• **Aim of the task**:
I'd like the entries that follow repeated exactly, with the pictures left out.

• **Recorded data**:
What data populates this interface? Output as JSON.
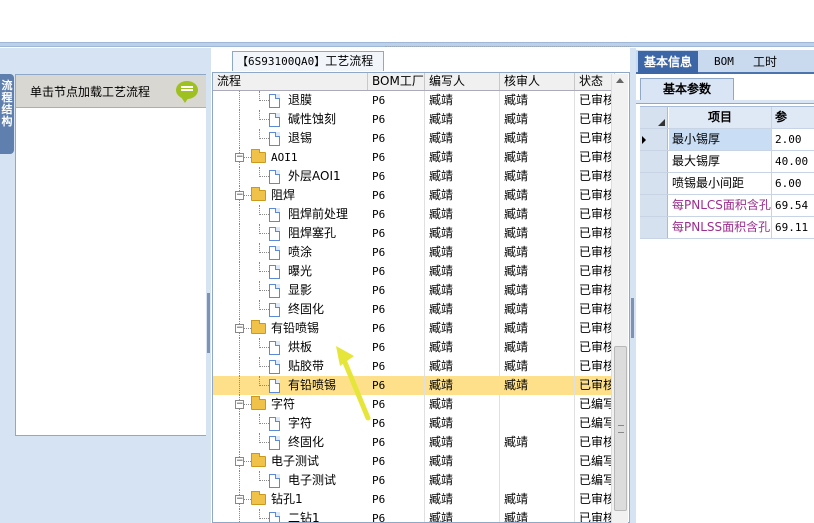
{
  "left_panel": {
    "side_tab": "流程结构",
    "hint": "单击节点加载工艺流程"
  },
  "middle": {
    "title_code": "【6S93100QA0】",
    "title_text": "工艺流程",
    "columns": [
      "流程",
      "BOM工厂",
      "编写人",
      "核审人",
      "状态"
    ],
    "rows": [
      {
        "name": "退膜",
        "depth": 2,
        "type": "doc",
        "factory": "P6",
        "writer": "臧靖",
        "checker": "臧靖",
        "status": "已审核",
        "selected": false
      },
      {
        "name": "碱性蚀刻",
        "depth": 2,
        "type": "doc",
        "factory": "P6",
        "writer": "臧靖",
        "checker": "臧靖",
        "status": "已审核",
        "selected": false
      },
      {
        "name": "退锡",
        "depth": 2,
        "type": "doc",
        "factory": "P6",
        "writer": "臧靖",
        "checker": "臧靖",
        "status": "已审核",
        "selected": false
      },
      {
        "name": "AOI1",
        "depth": 1,
        "type": "folder",
        "factory": "P6",
        "writer": "臧靖",
        "checker": "臧靖",
        "status": "已审核",
        "selected": false
      },
      {
        "name": "外层AOI1",
        "depth": 2,
        "type": "doc",
        "factory": "P6",
        "writer": "臧靖",
        "checker": "臧靖",
        "status": "已审核",
        "selected": false
      },
      {
        "name": "阻焊",
        "depth": 1,
        "type": "folder",
        "factory": "P6",
        "writer": "臧靖",
        "checker": "臧靖",
        "status": "已审核",
        "selected": false
      },
      {
        "name": "阻焊前处理",
        "depth": 2,
        "type": "doc",
        "factory": "P6",
        "writer": "臧靖",
        "checker": "臧靖",
        "status": "已审核",
        "selected": false
      },
      {
        "name": "阻焊塞孔",
        "depth": 2,
        "type": "doc",
        "factory": "P6",
        "writer": "臧靖",
        "checker": "臧靖",
        "status": "已审核",
        "selected": false
      },
      {
        "name": "喷涂",
        "depth": 2,
        "type": "doc",
        "factory": "P6",
        "writer": "臧靖",
        "checker": "臧靖",
        "status": "已审核",
        "selected": false
      },
      {
        "name": "曝光",
        "depth": 2,
        "type": "doc",
        "factory": "P6",
        "writer": "臧靖",
        "checker": "臧靖",
        "status": "已审核",
        "selected": false
      },
      {
        "name": "显影",
        "depth": 2,
        "type": "doc",
        "factory": "P6",
        "writer": "臧靖",
        "checker": "臧靖",
        "status": "已审核",
        "selected": false
      },
      {
        "name": "终固化",
        "depth": 2,
        "type": "doc",
        "factory": "P6",
        "writer": "臧靖",
        "checker": "臧靖",
        "status": "已审核",
        "selected": false
      },
      {
        "name": "有铅喷锡",
        "depth": 1,
        "type": "folder",
        "factory": "P6",
        "writer": "臧靖",
        "checker": "臧靖",
        "status": "已审核",
        "selected": false
      },
      {
        "name": "烘板",
        "depth": 2,
        "type": "doc",
        "factory": "P6",
        "writer": "臧靖",
        "checker": "臧靖",
        "status": "已审核",
        "selected": false
      },
      {
        "name": "贴胶带",
        "depth": 2,
        "type": "doc",
        "factory": "P6",
        "writer": "臧靖",
        "checker": "臧靖",
        "status": "已审核",
        "selected": false
      },
      {
        "name": "有铅喷锡",
        "depth": 2,
        "type": "doc",
        "factory": "P6",
        "writer": "臧靖",
        "checker": "臧靖",
        "status": "已审核",
        "selected": true
      },
      {
        "name": "字符",
        "depth": 1,
        "type": "folder",
        "factory": "P6",
        "writer": "臧靖",
        "checker": "",
        "status": "已编写",
        "selected": false
      },
      {
        "name": "字符",
        "depth": 2,
        "type": "doc",
        "factory": "P6",
        "writer": "臧靖",
        "checker": "",
        "status": "已编写",
        "selected": false
      },
      {
        "name": "终固化",
        "depth": 2,
        "type": "doc",
        "factory": "P6",
        "writer": "臧靖",
        "checker": "臧靖",
        "status": "已审核",
        "selected": false
      },
      {
        "name": "电子测试",
        "depth": 1,
        "type": "folder",
        "factory": "P6",
        "writer": "臧靖",
        "checker": "",
        "status": "已编写",
        "selected": false
      },
      {
        "name": "电子测试",
        "depth": 2,
        "type": "doc",
        "factory": "P6",
        "writer": "臧靖",
        "checker": "",
        "status": "已编写",
        "selected": false
      },
      {
        "name": "钻孔1",
        "depth": 1,
        "type": "folder",
        "factory": "P6",
        "writer": "臧靖",
        "checker": "臧靖",
        "status": "已审核",
        "selected": false
      },
      {
        "name": "二钻1",
        "depth": 2,
        "type": "doc",
        "factory": "P6",
        "writer": "臧靖",
        "checker": "臧靖",
        "status": "已审核",
        "selected": false
      }
    ]
  },
  "right": {
    "tabs": [
      "基本信息",
      "BOM",
      "工时"
    ],
    "active_tab": 0,
    "subtab": "基本参数",
    "header_item": "项目",
    "header_value": "参",
    "params": [
      {
        "name": "最小锡厚",
        "value": "2.00",
        "highlight": true,
        "current": true,
        "purple": false
      },
      {
        "name": "最大锡厚",
        "value": "40.00",
        "highlight": false,
        "current": false,
        "purple": false
      },
      {
        "name": "喷锡最小间距",
        "value": "6.00",
        "highlight": false,
        "current": false,
        "purple": false
      },
      {
        "name": "每PNLCS面积含孔",
        "value": "69.54",
        "highlight": false,
        "current": false,
        "purple": true
      },
      {
        "name": "每PNLSS面积含孔",
        "value": "69.11",
        "highlight": false,
        "current": false,
        "purple": true
      }
    ]
  },
  "colors": {
    "accent": "#3d66a6",
    "selected_row": "#ffe08a",
    "folder": "#f1c24a",
    "annotation_arrow": "#e6e63a",
    "purple_text": "#9b2d8e"
  },
  "icons": [
    "comment-bubble-icon",
    "folder-icon",
    "document-icon",
    "expand-collapse-icon",
    "row-pointer-icon",
    "annotation-arrow"
  ]
}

• **Response**:
What data populates this interface? Output as JSON.
{
  "left_panel": {
    "side_tab": "流程结构",
    "hint": "单击节点加载工艺流程"
  },
  "middle": {
    "title_code": "【6S93100QA0】",
    "title_text": "工艺流程",
    "columns": [
      "流程",
      "BOM工厂",
      "编写人",
      "核审人",
      "状态"
    ],
    "rows": [
      {
        "name": "退膜",
        "depth": 2,
        "type": "doc",
        "factory": "P6",
        "writer": "臧靖",
        "checker": "臧靖",
        "status": "已审核",
        "selected": false
      },
      {
        "name": "碱性蚀刻",
        "depth": 2,
        "type": "doc",
        "factory": "P6",
        "writer": "臧靖",
        "checker": "臧靖",
        "status": "已审核",
        "selected": false
      },
      {
        "name": "退锡",
        "depth": 2,
        "type": "doc",
        "factory": "P6",
        "writer": "臧靖",
        "checker": "臧靖",
        "status": "已审核",
        "selected": false
      },
      {
        "name": "AOI1",
        "depth": 1,
        "type": "folder",
        "factory": "P6",
        "writer": "臧靖",
        "checker": "臧靖",
        "status": "已审核",
        "selected": false
      },
      {
        "name": "外层AOI1",
        "depth": 2,
        "type": "doc",
        "factory": "P6",
        "writer": "臧靖",
        "checker": "臧靖",
        "status": "已审核",
        "selected": false
      },
      {
        "name": "阻焊",
        "depth": 1,
        "type": "folder",
        "factory": "P6",
        "writer": "臧靖",
        "checker": "臧靖",
        "status": "已审核",
        "selected": false
      },
      {
        "name": "阻焊前处理",
        "depth": 2,
        "type": "doc",
        "factory": "P6",
        "writer": "臧靖",
        "checker": "臧靖",
        "status": "已审核",
        "selected": false
      },
      {
        "name": "阻焊塞孔",
        "depth": 2,
        "type": "doc",
        "factory": "P6",
        "writer": "臧靖",
        "checker": "臧靖",
        "status": "已审核",
        "selected": false
      },
      {
        "name": "喷涂",
        "depth": 2,
        "type": "doc",
        "factory": "P6",
        "writer": "臧靖",
        "checker": "臧靖",
        "status": "已审核",
        "selected": false
      },
      {
        "name": "曝光",
        "depth": 2,
        "type": "doc",
        "factory": "P6",
        "writer": "臧靖",
        "checker": "臧靖",
        "status": "已审核",
        "selected": false
      },
      {
        "name": "显影",
        "depth": 2,
        "type": "doc",
        "factory": "P6",
        "writer": "臧靖",
        "checker": "臧靖",
        "status": "已审核",
        "selected": false
      },
      {
        "name": "终固化",
        "depth": 2,
        "type": "doc",
        "factory": "P6",
        "writer": "臧靖",
        "checker": "臧靖",
        "status": "已审核",
        "selected": false
      },
      {
        "name": "有铅喷锡",
        "depth": 1,
        "type": "folder",
        "factory": "P6",
        "writer": "臧靖",
        "checker": "臧靖",
        "status": "已审核",
        "selected": false
      },
      {
        "name": "烘板",
        "depth": 2,
        "type": "doc",
        "factory": "P6",
        "writer": "臧靖",
        "checker": "臧靖",
        "status": "已审核",
        "selected": false
      },
      {
        "name": "贴胶带",
        "depth": 2,
        "type": "doc",
        "factory": "P6",
        "writer": "臧靖",
        "checker": "臧靖",
        "status": "已审核",
        "selected": false
      },
      {
        "name": "有铅喷锡",
        "depth": 2,
        "type": "doc",
        "factory": "P6",
        "writer": "臧靖",
        "checker": "臧靖",
        "status": "已审核",
        "selected": true
      },
      {
        "name": "字符",
        "depth": 1,
        "type": "folder",
        "factory": "P6",
        "writer": "臧靖",
        "checker": "",
        "status": "已编写",
        "selected": false
      },
      {
        "name": "字符",
        "depth": 2,
        "type": "doc",
        "factory": "P6",
        "writer": "臧靖",
        "checker": "",
        "status": "已编写",
        "selected": false
      },
      {
        "name": "终固化",
        "depth": 2,
        "type": "doc",
        "factory": "P6",
        "writer": "臧靖",
        "checker": "臧靖",
        "status": "已审核",
        "selected": false
      },
      {
        "name": "电子测试",
        "depth": 1,
        "type": "folder",
        "factory": "P6",
        "writer": "臧靖",
        "checker": "",
        "status": "已编写",
        "selected": false
      },
      {
        "name": "电子测试",
        "depth": 2,
        "type": "doc",
        "factory": "P6",
        "writer": "臧靖",
        "checker": "",
        "status": "已编写",
        "selected": false
      },
      {
        "name": "钻孔1",
        "depth": 1,
        "type": "folder",
        "factory": "P6",
        "writer": "臧靖",
        "checker": "臧靖",
        "status": "已审核",
        "selected": false
      },
      {
        "name": "二钻1",
        "depth": 2,
        "type": "doc",
        "factory": "P6",
        "writer": "臧靖",
        "checker": "臧靖",
        "status": "已审核",
        "selected": false
      }
    ]
  },
  "right": {
    "tabs": [
      "基本信息",
      "BOM",
      "工时"
    ],
    "active_tab": 0,
    "subtab": "基本参数",
    "header_item": "项目",
    "header_value": "参",
    "params": [
      {
        "name": "最小锡厚",
        "value": "2.00",
        "highlight": true,
        "current": true,
        "purple": false
      },
      {
        "name": "最大锡厚",
        "value": "40.00",
        "highlight": false,
        "current": false,
        "purple": false
      },
      {
        "name": "喷锡最小间距",
        "value": "6.00",
        "highlight": false,
        "current": false,
        "purple": false
      },
      {
        "name": "每PNLCS面积含孔",
        "value": "69.54",
        "highlight": false,
        "current": false,
        "purple": true
      },
      {
        "name": "每PNLSS面积含孔",
        "value": "69.11",
        "highlight": false,
        "current": false,
        "purple": true
      }
    ]
  },
  "colors": {
    "accent": "#3d66a6",
    "selected_row": "#ffe08a",
    "folder": "#f1c24a",
    "annotation_arrow": "#e6e63a",
    "purple_text": "#9b2d8e"
  },
  "icons": [
    "comment-bubble-icon",
    "folder-icon",
    "document-icon",
    "expand-collapse-icon",
    "row-pointer-icon",
    "annotation-arrow"
  ]
}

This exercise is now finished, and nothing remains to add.